Researchers reveal diverse microfossil assemblage from mesoproterozoic Xiamaling formation in North China
The mid-Proterozoic (1.85-0.85 Ga), considered the 'boring billion', was a critical time for early evolution of eukaryotic organisms.
Recently, an international research group led by Prof. Zhu Maoyan from the Nanjing Institute of Geology and Paleontology of the Chinese Academy of Sciences (NIGPAS) revealed a diverse organic-walled microfossil (OWM) assemblage from the shale-dominated Mesoproterozoic Xiamaling Formation (ca. 1.4-1.35 Ga) in the Yanshan area, North China.
Their findings were published in Precambrian Research.

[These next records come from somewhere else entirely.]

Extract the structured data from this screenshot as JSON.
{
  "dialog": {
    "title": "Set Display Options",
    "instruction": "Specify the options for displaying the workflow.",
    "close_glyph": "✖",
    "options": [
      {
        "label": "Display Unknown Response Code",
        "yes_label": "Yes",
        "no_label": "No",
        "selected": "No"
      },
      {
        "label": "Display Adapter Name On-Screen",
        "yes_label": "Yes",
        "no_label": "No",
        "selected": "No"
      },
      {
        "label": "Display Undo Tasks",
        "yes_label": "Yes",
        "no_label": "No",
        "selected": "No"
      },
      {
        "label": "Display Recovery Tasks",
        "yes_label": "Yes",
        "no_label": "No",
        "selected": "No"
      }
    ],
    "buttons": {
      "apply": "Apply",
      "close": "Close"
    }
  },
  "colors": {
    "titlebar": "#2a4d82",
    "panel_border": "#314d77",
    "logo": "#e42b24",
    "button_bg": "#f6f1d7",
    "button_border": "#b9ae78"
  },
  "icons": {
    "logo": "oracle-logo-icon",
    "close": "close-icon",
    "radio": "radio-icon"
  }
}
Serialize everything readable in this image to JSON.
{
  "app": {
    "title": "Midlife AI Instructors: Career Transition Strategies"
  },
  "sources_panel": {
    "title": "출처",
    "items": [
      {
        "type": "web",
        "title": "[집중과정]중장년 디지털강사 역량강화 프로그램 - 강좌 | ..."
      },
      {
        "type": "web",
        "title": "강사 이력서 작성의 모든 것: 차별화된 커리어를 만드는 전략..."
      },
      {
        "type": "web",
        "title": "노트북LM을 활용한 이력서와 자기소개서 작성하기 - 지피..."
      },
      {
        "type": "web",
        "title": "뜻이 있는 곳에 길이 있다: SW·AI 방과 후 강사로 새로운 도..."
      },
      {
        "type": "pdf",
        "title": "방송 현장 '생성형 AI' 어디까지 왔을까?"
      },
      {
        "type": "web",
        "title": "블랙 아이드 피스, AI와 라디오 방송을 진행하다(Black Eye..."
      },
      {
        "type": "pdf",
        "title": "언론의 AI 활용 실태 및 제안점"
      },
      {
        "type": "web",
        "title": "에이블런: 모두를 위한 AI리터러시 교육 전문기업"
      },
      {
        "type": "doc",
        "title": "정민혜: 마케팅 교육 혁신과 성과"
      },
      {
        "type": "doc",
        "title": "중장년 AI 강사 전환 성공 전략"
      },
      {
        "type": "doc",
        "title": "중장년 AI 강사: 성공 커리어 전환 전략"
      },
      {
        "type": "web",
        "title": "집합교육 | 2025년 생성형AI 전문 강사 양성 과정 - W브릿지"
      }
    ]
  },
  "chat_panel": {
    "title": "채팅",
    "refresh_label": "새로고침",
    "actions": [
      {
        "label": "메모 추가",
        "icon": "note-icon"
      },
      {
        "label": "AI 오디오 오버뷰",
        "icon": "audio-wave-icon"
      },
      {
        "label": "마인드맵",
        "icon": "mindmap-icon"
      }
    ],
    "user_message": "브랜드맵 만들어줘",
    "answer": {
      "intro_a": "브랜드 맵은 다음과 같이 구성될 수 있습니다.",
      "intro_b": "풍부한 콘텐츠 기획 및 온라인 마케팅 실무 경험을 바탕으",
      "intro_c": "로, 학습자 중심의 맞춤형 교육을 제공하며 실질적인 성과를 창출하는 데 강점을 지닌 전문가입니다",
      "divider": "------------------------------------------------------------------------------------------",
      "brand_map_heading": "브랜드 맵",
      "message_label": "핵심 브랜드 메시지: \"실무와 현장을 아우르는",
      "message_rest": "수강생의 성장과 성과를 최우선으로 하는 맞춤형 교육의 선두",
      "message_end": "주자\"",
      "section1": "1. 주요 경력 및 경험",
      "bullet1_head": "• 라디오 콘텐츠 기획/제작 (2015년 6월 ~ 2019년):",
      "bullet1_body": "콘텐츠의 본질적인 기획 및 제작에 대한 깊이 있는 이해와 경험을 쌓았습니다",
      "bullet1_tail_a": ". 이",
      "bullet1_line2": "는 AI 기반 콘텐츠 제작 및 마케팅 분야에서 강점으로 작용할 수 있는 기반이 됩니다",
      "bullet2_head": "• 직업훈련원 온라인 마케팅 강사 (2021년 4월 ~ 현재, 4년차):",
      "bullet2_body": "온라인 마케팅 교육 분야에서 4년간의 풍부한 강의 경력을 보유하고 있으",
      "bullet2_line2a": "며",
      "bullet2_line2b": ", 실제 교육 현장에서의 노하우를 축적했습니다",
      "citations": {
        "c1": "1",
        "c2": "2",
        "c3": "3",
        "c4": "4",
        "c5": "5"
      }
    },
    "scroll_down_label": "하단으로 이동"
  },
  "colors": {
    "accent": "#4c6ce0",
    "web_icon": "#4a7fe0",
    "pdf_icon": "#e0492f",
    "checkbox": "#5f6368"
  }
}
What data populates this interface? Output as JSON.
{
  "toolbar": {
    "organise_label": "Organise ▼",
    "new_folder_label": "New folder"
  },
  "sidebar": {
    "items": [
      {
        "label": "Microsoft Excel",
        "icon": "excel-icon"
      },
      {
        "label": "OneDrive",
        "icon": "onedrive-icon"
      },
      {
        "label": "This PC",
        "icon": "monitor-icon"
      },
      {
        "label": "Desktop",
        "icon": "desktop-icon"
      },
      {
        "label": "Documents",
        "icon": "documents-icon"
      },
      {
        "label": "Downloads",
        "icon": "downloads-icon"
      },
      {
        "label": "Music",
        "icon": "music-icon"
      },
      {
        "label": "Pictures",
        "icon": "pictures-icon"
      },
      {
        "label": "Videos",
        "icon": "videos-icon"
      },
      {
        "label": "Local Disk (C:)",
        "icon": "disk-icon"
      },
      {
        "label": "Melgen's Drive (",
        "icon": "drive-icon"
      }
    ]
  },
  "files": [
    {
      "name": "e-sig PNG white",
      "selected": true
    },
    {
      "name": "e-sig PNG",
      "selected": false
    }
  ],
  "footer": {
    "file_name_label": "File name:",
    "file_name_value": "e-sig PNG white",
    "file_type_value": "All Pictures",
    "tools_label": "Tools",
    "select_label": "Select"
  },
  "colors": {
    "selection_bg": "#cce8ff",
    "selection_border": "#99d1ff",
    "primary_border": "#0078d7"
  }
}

The well-preserved OWMs in the assemblage are classified into 36 form species belonging to 28 genera, including one new species and five unnamed taxa, consisting of various individual vesicles, filamentous microfossils and cellular aggregates (or colonial microfossils). "Most of these taxa are reported for the first time in the Xiamaling Formation," said Prof. Zhu.
Among them, the researchers inferred 12 taxa with eukaryotic affinity on the basis of the combined characteristics of complex morphology and large cell size.
These eukaryotic fossils are predominately spheroidal vesicles with micron-scale surface ornamentations or sculptures (e.g. tubular process, reticulate sculpture, concentric striations, verrucae, outer membrane, equatorial flange), and spheroidal to ellipsoidal vesicles with complex wall structure (e.g. tessellated wall, double-wall construction), and one large tubular taxon Jixiania lineata with longitudinal equidistant striations.
According to the researchers, the fossil assemblage shows a moderate eukaryotic diversity which is similar to other contemporaneous OWMs worldwide. This demonstrated that the prokaryotes may have still dominated the Mesoproterozoic ecosystems, but eukaryotic life had shown a certain degree of diversification during the Earth's middle age.
In addition, Jixiania lineata represents the only taxon in the Xiamaling assemblage with relatively short stratigraphic range, and has been reported from several early Mesoproterozoic successions in Australia, Siberia and Laurentia.
The recognition of Jixiania lineata in North China expands its geographic distribution and further enhances its potential as index fossil for early Mesoproterozoic strata.